– Didactic presentation
– Capstone courses
– Senior research project
The standardized tests developed by outside are used by programs to assess general knowledge in a discipline.
– Objective structure clinical exam (OSCE)
– Licensing or certification exams
Locally developed tests
A test is developed within the institution to be used internally. It is typically administered to a representative sample in order to develop local norms and standards.
– Final exams
– Common exams
– Internship Evaluation
– Oral final exams
– Pre-clinical examination

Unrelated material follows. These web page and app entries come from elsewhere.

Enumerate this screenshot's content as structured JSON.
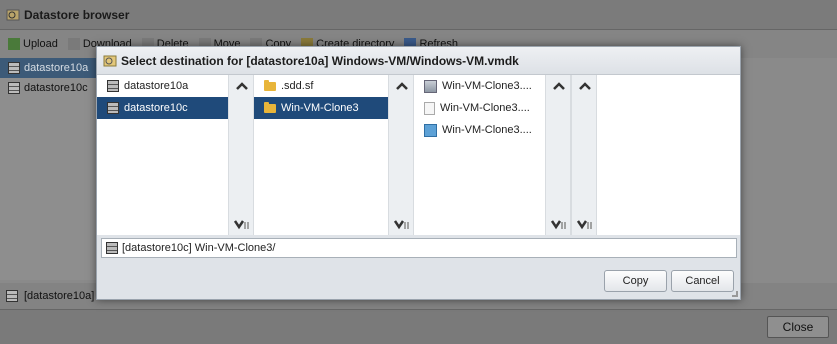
{
  "background": {
    "window_title": "Datastore browser",
    "toolbar": [
      "Upload",
      "Download",
      "Delete",
      "Move",
      "Copy",
      "Create directory",
      "Refresh"
    ],
    "datastores": [
      "datastore10a",
      "datastore10c"
    ],
    "status_path": "[datastore10a]",
    "close_label": "Close"
  },
  "dialog": {
    "title": "Select destination for [datastore10a] Windows-VM/Windows-VM.vmdk",
    "col1": [
      {
        "label": "datastore10a",
        "icon": "datastore-icon",
        "selected": false
      },
      {
        "label": "datastore10c",
        "icon": "datastore-icon",
        "selected": true
      }
    ],
    "col2": [
      {
        "label": ".sdd.sf",
        "icon": "folder-icon",
        "selected": false
      },
      {
        "label": "Win-VM-Clone3",
        "icon": "folder-icon",
        "selected": true
      }
    ],
    "col3": [
      {
        "label": "Win-VM-Clone3....",
        "icon": "disk-icon"
      },
      {
        "label": "Win-VM-Clone3....",
        "icon": "file-icon"
      },
      {
        "label": "Win-VM-Clone3....",
        "icon": "vm-icon"
      }
    ],
    "path": "[datastore10c] Win-VM-Clone3/",
    "copy_label": "Copy",
    "cancel_label": "Cancel"
  }
}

Contrived situations, often based on real situations or facts, permit students to apply and demonstrate their skills and knowledge in predetermined situations.
– Standardized patient evaluation
Students’ participations are evaluated in campus and/or community events, volunteer work, presentations, clinical, internships, musical or art performances, etc.
– Evaluations of interns
– Service learning evaluation
– Preceptor evaluation of students
– Student presentation of research to a forum/professional organizations
Students produce works that show their cumulative experiences in a program. Capstones provide a means to assess student achievement across a discipline.
– Capstone courses
– Senior research projects
Collection of work samples
Students’ work collected throughout a program is assessed using a scoring guide/rubric. Portfolios may contain research papers, reports, tests, exams, case studies, video, personal essays, journals, self-evaluation, exercises, etc.
Pre- and post-measures
An exam is administered at the beginning and at the end of a course or program in order to determine the progress of student learning.
Grading using scoring rubrics
Rubrics guide outline identified criteria for successfully completing an assignment. They can be used to score everything from essays to performances.
Indirect Assessment Methods
A mailed, email, telephone, or website questionnaire used to acquire feedback from individuals, and to seek to measure students’ attitudes and opinions related to their education.
– Student self-evaluation surveys
– Graduating student surveys
– Student perception of learning surveys
– Alumni surveys
– Employer surveys
– Advisory perception survey
– General faculty survey
– Student evaluation of rotation experience
– Student evaluation of faculty
Interviews are conducted with individual students, structured with open or closed-ended questions or completely open-ended without pre-determined questions.
– Exit interviews
– Consultation with internship supervisors
– Consultation with advisory board/counsel
Structured discussions are conducted with students. Students are asked a series of open-ended questions designed to collect data about belief, attitudes, and experiences.
Program and student data is collected at the institutional level.
– Graduation rates
– Time to degree
– Retention rates
– Persistence/return rates
– Job placement rates
Allen, M. J. (2004) Assessing Academic Programs in Higher Education. Bolton, MA: Sage.